The Reserve Bank of India (RBI) on Monday introduced its liquidity management framework for cash-strapped non-banking financial companies (NBFCs).
The apex bank has said that NBFCs have to now maintain a liquidity buffer of high quality liquid assets to meet short-term obligations so that they can survive any acute liquidity crisis.
The RBI has mandated non-deposit taking NBFCs with an asset size of Rs 10,000 crore and all deposit taking NBFCs irrespective of the asset size to maintain a liquidity buffer in terms of liquidity coverage ratio (LCR) from December 1, 2020. LCR is the proportion of high liquid assets set aside to meet short-term obligations.
“The stock of high quality liquid assets to be maintained by the NBFCs shall be a minimum of 100 per cent of total net cash outflows over the next 30 calendar days,” the RBI said.
Initially, NBFCs have to maintain a minimum of 50 per cent of high quality liquid assets as a part of the LCR which will then progressively touch 100 per cent by December 2024.
Similarly, for non-deposit taking NBFCs with an asset size of more than Rs 5,000 crore and less than Rs 10,000 crore, a minimum of 30 per cent will be of liquid assets as LCR is starting from December 2020. This (liquid assets) will eventually reach 100 per cent by 2024.
However, core investment companies, smaller NBFCs (non-deposit taking), non-operating financial holding companies and standalone primary dealers have been exempted from the LCR requirements.
In order to strengthen the asset liability mismatch (ALM) positon of NBFCs, the RBI has further segregated the 1-30 day time bucket in the statement of structural liquidity into granular buckets of 1-7 days, 8-14 days, and 15-30 days.

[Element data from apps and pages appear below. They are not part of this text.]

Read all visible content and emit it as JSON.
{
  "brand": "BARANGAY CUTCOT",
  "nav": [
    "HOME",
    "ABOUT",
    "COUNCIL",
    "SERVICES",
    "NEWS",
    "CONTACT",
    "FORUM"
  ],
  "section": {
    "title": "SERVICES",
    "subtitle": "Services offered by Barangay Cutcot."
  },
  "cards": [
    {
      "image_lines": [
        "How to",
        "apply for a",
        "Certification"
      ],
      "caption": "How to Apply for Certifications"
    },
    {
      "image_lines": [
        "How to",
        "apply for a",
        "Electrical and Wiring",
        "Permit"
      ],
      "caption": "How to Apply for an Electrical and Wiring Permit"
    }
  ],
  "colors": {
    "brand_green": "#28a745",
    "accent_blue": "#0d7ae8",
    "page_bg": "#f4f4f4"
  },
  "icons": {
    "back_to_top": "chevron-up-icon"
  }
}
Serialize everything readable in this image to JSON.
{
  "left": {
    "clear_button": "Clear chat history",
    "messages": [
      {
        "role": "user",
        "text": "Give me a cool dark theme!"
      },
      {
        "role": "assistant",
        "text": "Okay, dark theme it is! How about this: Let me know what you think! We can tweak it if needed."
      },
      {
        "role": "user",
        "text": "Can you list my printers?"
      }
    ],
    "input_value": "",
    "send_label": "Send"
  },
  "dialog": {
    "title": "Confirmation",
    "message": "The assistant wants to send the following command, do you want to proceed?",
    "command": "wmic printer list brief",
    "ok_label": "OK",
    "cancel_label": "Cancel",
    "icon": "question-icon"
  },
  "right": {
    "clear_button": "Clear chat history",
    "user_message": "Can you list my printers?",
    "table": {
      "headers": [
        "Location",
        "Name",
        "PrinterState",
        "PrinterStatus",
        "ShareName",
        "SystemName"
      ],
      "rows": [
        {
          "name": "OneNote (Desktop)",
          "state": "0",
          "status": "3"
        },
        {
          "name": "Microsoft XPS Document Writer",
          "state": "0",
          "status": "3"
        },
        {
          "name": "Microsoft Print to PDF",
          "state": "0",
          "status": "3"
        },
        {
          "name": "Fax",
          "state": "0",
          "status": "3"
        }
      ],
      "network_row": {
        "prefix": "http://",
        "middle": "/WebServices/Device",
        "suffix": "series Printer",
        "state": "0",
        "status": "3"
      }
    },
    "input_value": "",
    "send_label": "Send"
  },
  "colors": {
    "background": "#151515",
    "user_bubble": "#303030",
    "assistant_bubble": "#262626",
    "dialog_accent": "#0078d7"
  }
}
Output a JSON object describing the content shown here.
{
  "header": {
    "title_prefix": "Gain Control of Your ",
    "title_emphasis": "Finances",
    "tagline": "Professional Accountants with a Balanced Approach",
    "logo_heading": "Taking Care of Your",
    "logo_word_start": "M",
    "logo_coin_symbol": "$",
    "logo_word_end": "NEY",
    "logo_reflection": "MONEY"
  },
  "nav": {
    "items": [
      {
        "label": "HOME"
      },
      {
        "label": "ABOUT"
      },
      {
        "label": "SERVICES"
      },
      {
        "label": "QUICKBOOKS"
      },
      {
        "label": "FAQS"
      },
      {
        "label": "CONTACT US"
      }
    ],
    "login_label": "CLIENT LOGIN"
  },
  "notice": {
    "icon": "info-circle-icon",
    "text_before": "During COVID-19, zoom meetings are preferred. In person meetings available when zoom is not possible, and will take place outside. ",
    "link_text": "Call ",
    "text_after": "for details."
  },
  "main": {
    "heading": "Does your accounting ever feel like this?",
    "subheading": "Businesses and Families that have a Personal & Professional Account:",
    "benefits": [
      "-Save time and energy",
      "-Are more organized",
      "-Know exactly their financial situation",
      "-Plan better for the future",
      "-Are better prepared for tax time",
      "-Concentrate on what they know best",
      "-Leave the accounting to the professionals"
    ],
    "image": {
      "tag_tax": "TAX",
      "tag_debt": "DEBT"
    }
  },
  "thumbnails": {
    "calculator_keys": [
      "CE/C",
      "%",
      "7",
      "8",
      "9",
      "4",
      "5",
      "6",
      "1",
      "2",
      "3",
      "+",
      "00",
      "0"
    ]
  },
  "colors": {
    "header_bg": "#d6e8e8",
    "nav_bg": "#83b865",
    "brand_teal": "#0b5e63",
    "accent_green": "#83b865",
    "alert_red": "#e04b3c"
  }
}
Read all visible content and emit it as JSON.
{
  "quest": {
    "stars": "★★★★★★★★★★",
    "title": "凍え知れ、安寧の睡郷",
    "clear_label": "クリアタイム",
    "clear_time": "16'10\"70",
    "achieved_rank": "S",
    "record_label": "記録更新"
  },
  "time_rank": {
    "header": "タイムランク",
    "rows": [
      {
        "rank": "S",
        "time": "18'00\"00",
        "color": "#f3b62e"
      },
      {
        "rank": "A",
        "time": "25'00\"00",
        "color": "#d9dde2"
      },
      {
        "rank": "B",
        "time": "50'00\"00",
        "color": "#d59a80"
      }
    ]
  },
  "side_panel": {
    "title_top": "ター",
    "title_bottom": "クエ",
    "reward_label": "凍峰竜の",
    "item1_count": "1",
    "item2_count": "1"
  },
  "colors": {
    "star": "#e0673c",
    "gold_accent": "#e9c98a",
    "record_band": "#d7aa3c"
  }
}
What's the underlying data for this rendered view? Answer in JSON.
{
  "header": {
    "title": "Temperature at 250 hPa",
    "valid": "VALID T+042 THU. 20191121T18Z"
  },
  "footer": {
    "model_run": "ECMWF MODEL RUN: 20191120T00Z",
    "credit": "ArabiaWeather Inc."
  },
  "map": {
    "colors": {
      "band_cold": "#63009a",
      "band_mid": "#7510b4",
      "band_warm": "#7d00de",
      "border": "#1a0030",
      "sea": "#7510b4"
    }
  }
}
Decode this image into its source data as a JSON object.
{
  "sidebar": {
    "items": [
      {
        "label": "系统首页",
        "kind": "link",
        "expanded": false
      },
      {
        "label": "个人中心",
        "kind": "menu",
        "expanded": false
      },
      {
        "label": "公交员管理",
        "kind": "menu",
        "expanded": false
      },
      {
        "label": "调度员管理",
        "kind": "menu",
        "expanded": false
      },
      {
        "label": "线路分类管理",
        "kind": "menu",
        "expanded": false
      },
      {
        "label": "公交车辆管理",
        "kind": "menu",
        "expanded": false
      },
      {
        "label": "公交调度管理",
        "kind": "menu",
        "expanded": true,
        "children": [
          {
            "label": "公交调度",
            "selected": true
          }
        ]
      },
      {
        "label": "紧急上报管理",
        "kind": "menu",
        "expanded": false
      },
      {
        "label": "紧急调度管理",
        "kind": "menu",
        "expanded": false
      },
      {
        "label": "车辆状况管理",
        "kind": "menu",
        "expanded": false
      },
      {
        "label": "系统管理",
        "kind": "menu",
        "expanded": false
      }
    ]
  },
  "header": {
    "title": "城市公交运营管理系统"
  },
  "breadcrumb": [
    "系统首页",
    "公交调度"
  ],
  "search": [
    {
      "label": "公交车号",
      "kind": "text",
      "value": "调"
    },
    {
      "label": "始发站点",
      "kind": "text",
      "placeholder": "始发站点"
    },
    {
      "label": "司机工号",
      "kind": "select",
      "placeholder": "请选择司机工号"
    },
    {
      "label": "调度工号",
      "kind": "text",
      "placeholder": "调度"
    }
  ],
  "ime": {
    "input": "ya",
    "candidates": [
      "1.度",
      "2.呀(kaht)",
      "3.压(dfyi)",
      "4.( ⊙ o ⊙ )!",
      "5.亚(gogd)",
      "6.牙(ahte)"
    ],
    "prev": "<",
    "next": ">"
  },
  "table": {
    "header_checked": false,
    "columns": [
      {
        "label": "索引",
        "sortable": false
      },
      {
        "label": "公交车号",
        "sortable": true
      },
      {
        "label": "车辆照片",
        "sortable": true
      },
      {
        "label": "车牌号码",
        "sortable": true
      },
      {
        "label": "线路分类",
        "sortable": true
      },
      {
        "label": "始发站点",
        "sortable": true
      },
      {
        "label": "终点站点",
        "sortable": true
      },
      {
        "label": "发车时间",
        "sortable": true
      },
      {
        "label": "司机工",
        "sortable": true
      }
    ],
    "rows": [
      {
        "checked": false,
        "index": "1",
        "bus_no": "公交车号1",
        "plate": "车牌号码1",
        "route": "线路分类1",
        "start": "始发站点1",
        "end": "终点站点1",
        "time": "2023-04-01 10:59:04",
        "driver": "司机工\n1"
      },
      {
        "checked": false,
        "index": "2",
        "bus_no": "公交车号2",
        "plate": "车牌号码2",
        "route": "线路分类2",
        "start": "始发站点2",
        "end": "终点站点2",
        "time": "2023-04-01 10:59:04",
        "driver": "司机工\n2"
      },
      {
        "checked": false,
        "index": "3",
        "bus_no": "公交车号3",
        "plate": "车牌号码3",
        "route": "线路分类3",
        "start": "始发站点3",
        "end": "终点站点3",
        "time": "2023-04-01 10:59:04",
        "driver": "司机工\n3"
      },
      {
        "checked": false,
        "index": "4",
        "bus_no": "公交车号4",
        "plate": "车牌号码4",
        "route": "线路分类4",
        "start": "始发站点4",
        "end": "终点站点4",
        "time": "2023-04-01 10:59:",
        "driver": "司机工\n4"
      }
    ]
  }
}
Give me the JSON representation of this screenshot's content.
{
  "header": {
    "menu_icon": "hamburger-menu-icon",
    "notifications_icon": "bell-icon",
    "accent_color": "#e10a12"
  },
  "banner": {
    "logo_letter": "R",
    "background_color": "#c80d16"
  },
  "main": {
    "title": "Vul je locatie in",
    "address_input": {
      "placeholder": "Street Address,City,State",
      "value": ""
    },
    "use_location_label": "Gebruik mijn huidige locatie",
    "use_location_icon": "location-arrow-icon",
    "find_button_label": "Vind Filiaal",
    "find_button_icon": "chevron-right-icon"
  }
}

It limited the extent of mismatch permitted during these periods.
The RBI has said that the negative mismatches in the ALM position of NBFCs in the 1-7 day bucket cannot exceed 10 per cent. The same holds true in the 8-14 day bucket while in the 15-30 day bucket, NBFCs can maintain a maximum of 20 per cent negative mismatch in their ALM position.
“NBFCs, however, are expected to monitor their cumulative mismatches across all other time buckets upto 1 year by establishing internal prudential limits with the approval of the board,” the RBI said.
Following the failure of Infrastructure Leasing and Financial Services (IL&FS), the problem of ALM mismatch of NBFCs came to the fore wherein these companies were borrowing in the short term to lend for the long term.
Under the new guidelines, the RBI has asked NBFCs to adopt a “stock” approach to liquidity risk measurement. The liquidity ratios proposed by the regulator include short-term liability to total assets; short-term liability to long-term assets; commercial papers to total assets; non-convertible debentures (NCDs) (original maturity less than one year) to total assets; short-term liabilities to total liabilities; long-term assets to total assets.
The RBI has also asked the NBFCs to adopt liquidity risk monitoring tools to capture strains in the liquidity position. The various metrics that the regulator has asked the NBFCs to adopt include “concentration of funding”, which will help in identifying those significant sources of funding, the withdrawal of which could trigger liquidity problems.
Other tools include “available unencumbered assets” which have the potential to be used as collateral to raise additional secured funding in secondary markets.
Lastly, the RBI has asked the NBFCs to adopt “market-related monitoring tools” as part of the risk monitoring tools that will include high frequency market data. “This can serve as early warning indicators in monitoring potential liquidity difficulties at the NBFCs,” the RBI said.
According to the guidelines, the board or committee set up for the purpose will monitor on a monthly basis, the movements in their book-to-equity ratio for listed NBFCs and the coupon at which long-term and short-term debts are raised by them.
Furthermore, the RBI said aspects like off-balance sheet and contingent liabilities, stress testing, intra-group fund transfers, diversification of funding, collateral position management and contingency funding plan have to also be monitored so as to manage liquidity.
The RBI has also asked the NBFCs to disclose funding concentration based on significant counterparties as well as based on significant instruments.
Moreover, it has asked NBFCs to disclose top 10 large borrowers and 20 large depositors as well as their exposure to commercial papers, non-convertible debentures and other short term liabilities.
The RBI had put out the draft guidelines for liquidity risk management framework in May this year and asked for feedback from various stakeholders.